Marine Link
Monday, October 24, 2016

More Must be Done to Prevent Deaths at Sea

April 11, 2013

Nigel Cleave, CEO of Videotel

Nigel Cleave, CEO of Videotel

As more deaths in enclosed spaces are reported this week, a call to action is needed and the industry must take note and bring this issue to the attention of each and every seafarer.

“More must be done,” said Nigel Cleave, CEO of Videotel. “Every seafarer should be made aware of the risks of enclosed spaces – indeed have the message reinforced at every opportunity - there is no justification for another death. The legislation is in place; by law vessels should have the proper equipment in place, and yet time and time again seafarers fail to use the protection available to them and another preventable death is in the news.”

Of course with such a history of repeated, tragic accidents,  something must change. The Marine Accident Investigators International Forum has identified that accidents in enclosed/confined spaces continue to be one of the most common causes of work-related fatalities on board ships today.

“The psychological imperative to rescue a fallen seafarer is very strong,” explained Mr. Cleave. “So often we see multiple casualties, with the first seafarer collapsing and his colleagues immediately rushing to his aid and subsequently being overcome. This is the very reason we choose video as the medium for Videotel’s courses in this area. It makes a unique emotive connection with the seafarer, ensuring that the proper safety procedures – and the reasons for them - stay in the mind even under the stress of an emergency situation.”

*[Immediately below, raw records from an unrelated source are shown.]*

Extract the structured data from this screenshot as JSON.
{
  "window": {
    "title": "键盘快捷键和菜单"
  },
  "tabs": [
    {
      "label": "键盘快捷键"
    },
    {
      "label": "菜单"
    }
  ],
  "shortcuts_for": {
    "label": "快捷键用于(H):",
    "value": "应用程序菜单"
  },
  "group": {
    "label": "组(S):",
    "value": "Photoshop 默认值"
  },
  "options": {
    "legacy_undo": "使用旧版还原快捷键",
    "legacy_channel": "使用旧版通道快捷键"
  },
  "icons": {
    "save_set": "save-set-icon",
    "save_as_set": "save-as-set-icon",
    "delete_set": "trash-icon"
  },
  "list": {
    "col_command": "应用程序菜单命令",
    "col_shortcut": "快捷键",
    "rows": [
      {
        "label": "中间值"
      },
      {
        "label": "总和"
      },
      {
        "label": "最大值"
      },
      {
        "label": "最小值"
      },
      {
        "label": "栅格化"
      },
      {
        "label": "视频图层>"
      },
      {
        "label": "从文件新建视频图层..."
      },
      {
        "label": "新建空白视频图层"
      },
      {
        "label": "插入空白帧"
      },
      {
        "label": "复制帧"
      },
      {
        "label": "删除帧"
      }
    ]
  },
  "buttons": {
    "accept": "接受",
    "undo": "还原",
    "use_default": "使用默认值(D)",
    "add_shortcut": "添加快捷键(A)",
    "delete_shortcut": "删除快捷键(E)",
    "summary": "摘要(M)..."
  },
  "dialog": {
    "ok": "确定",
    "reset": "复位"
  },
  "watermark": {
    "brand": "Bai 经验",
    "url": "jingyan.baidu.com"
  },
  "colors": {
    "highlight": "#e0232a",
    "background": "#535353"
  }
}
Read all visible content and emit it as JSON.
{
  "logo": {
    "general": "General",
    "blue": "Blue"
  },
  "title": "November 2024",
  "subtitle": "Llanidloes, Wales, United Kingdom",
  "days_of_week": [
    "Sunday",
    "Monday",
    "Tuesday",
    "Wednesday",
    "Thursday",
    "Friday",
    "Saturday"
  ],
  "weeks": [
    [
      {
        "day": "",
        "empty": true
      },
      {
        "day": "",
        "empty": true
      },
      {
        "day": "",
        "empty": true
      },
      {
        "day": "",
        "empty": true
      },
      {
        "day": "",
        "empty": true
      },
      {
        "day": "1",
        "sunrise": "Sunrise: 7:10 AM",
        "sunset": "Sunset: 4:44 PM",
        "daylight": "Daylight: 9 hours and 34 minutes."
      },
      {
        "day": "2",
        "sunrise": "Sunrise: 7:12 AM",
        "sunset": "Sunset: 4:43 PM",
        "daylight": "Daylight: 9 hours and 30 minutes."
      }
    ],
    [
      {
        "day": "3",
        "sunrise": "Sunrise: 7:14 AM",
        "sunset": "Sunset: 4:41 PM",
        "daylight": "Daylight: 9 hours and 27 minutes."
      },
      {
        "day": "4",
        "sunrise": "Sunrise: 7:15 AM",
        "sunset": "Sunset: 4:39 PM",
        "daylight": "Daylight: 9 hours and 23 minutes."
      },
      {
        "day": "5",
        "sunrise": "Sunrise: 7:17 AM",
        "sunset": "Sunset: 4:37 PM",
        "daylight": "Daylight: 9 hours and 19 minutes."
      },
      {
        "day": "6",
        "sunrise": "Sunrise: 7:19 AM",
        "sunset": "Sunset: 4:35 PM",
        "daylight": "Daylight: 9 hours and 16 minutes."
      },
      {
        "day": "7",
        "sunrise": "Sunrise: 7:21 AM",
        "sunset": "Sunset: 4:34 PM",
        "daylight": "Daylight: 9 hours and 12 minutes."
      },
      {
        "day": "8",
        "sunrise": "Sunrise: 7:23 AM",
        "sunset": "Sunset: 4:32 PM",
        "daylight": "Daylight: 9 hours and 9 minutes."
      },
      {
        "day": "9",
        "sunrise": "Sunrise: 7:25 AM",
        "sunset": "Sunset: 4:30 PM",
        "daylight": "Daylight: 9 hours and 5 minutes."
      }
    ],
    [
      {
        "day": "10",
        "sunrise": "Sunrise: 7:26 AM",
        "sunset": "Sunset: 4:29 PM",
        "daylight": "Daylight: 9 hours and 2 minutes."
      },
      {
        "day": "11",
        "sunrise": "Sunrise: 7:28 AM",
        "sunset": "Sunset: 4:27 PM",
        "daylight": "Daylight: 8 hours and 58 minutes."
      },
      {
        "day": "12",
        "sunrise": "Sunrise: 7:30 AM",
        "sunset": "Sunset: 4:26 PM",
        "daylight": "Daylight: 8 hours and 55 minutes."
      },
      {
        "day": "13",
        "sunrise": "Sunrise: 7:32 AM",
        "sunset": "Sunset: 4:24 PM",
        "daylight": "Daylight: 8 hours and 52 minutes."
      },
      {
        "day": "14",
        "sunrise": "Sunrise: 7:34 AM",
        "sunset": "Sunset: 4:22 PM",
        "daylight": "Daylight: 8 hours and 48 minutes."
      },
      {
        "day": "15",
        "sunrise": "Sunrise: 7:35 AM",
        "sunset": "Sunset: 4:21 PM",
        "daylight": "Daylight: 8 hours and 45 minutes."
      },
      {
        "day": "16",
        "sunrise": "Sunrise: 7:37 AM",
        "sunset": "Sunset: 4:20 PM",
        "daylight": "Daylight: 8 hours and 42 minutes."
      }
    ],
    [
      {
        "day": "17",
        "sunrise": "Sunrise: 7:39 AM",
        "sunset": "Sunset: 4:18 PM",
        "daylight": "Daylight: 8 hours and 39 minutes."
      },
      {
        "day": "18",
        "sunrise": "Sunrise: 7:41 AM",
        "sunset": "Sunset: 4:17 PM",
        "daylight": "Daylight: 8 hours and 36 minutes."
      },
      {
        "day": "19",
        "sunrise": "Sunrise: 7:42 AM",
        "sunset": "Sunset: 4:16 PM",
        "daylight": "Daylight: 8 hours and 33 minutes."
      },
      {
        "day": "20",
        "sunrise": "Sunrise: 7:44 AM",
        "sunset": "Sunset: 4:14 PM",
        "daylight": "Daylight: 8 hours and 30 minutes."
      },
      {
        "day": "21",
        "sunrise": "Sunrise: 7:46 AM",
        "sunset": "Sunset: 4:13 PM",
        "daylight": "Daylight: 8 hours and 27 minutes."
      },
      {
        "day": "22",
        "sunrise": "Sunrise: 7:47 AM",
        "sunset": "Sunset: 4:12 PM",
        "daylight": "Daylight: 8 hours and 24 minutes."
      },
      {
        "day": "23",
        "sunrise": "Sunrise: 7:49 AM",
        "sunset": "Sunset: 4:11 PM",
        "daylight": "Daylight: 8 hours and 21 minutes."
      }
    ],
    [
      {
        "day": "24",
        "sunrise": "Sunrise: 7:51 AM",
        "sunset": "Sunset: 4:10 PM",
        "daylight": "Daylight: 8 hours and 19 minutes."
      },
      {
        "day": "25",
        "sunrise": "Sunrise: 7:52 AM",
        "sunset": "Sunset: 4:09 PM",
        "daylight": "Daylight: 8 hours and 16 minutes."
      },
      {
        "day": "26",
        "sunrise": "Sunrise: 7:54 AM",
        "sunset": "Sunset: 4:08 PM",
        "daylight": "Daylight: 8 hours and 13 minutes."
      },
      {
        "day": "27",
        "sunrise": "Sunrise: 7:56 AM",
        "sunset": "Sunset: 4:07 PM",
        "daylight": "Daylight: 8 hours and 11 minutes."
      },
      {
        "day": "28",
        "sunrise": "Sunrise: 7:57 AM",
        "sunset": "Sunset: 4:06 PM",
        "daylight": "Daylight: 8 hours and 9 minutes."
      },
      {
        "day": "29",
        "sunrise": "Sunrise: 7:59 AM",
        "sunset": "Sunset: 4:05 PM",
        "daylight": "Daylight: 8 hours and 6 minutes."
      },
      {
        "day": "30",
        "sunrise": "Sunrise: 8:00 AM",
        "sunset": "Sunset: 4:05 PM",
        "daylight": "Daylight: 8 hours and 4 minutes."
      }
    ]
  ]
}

Ironically, the psychological make-up that causes the seafarer to rush in after colleagues, fails to kick-in to prevent the casualty in the first place. Seemingly innocuous cargoes - timber, charcoal, steel – have all taken their toll on the lives of seafarers and continue to do so. Training each and every individual is absolutely paramount – humans do not possess an intuitive fear of some of the most dangerous cargoes, and it is essential that they are properly trained to be cautious.

Videotel Marine International has a history of commitment to this very issue. It has worked in partnership with a number of industry bodies, including Mines Rescue, to develop the Entry into Enclosed Spaces series, a comprehensive programme consisting of the original six modules, an accompanying CBT course and a soon to be released video covering working in enclosed spaces. Videotel is continuing to develop programmes in this important area to ensure maximum impact on its seafarer audience, and to raise awareness of this serious issue with ship owners and ship managers around the world.

Maritime Reporter Magazine Cover Oct 2016 - Marine Design Annual

Maritime Reporter and Engineering News’ first edition was published in New York City in 1883 and became our flagship publication in 1939. It is the world’s largest audited circulation magazine serving the global maritime industry, delivering more insightful editorial and news to more industry decision makers than any other source.

Maritime Reporter E-News subscription

Maritime Reporter E-News is the subsea industry's largest circulation and most authoritative ENews Service, delivered to your Email three times per week

Subscribe for Maritime Reporter E-News